--- Information provided ---

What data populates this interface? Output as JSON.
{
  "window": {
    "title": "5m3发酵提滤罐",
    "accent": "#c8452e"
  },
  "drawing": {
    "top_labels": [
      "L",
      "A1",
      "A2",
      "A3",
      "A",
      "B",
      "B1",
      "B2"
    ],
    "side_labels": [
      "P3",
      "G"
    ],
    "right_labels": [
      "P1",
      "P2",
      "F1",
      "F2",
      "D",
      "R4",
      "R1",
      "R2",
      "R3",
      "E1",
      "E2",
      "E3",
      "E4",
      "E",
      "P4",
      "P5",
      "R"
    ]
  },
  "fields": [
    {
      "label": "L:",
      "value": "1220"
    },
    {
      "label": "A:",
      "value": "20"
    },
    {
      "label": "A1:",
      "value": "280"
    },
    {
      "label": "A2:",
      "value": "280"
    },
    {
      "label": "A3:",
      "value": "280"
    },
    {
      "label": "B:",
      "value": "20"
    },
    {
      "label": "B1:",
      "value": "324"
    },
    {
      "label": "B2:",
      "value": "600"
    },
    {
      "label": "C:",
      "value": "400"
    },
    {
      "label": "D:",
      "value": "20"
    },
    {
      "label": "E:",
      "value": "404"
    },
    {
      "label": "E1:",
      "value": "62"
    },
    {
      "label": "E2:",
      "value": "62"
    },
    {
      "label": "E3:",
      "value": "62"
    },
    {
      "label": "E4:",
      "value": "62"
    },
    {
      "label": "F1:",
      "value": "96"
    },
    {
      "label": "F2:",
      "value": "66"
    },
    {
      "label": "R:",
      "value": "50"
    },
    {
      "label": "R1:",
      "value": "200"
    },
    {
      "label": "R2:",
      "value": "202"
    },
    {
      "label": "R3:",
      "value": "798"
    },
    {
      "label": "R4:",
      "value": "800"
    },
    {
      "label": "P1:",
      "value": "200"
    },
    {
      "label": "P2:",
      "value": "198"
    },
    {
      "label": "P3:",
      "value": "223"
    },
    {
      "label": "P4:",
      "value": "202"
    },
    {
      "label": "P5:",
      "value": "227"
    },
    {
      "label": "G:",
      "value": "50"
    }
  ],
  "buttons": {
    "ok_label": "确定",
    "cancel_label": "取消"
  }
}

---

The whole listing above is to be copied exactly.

Answer for the task -
What data populates this interface? Output as JSON.
{
  "window": {
    "title": "5m3发酵提滤罐",
    "accent": "#c8452e"
  },
  "drawing": {
    "top_labels": [
      "L",
      "A1",
      "A2",
      "A3",
      "A",
      "B",
      "B1",
      "B2"
    ],
    "side_labels": [
      "P3",
      "G"
    ],
    "right_labels": [
      "P1",
      "P2",
      "F1",
      "F2",
      "D",
      "R4",
      "R1",
      "R2",
      "R3",
      "E1",
      "E2",
      "E3",
      "E4",
      "E",
      "P4",
      "P5",
      "R"
    ]
  },
  "fields": [
    {
      "label": "L:",
      "value": "1220"
    },
    {
      "label": "A:",
      "value": "20"
    },
    {
      "label": "A1:",
      "value": "280"
    },
    {
      "label": "A2:",
      "value": "280"
    },
    {
      "label": "A3:",
      "value": "280"
    },
    {
      "label": "B:",
      "value": "20"
    },
    {
      "label": "B1:",
      "value": "324"
    },
    {
      "label": "B2:",
      "value": "600"
    },
    {
      "label": "C:",
      "value": "400"
    },
    {
      "label": "D:",
      "value": "20"
    },
    {
      "label": "E:",
      "value": "404"
    },
    {
      "label": "E1:",
      "value": "62"
    },
    {
      "label": "E2:",
      "value": "62"
    },
    {
      "label": "E3:",
      "value": "62"
    },
    {
      "label": "E4:",
      "value": "62"
    },
    {
      "label": "F1:",
      "value": "96"
    },
    {
      "label": "F2:",
      "value": "66"
    },
    {
      "label": "R:",
      "value": "50"
    },
    {
      "label": "R1:",
      "value": "200"
    },
    {
      "label": "R2:",
      "value": "202"
    },
    {
      "label": "R3:",
      "value": "798"
    },
    {
      "label": "R4:",
      "value": "800"
    },
    {
      "label": "P1:",
      "value": "200"
    },
    {
      "label": "P2:",
      "value": "198"
    },
    {
      "label": "P3:",
      "value": "223"
    },
    {
      "label": "P4:",
      "value": "202"
    },
    {
      "label": "P5:",
      "value": "227"
    },
    {
      "label": "G:",
      "value": "50"
    }
  ],
  "buttons": {
    "ok_label": "确定",
    "cancel_label": "取消"
  }
}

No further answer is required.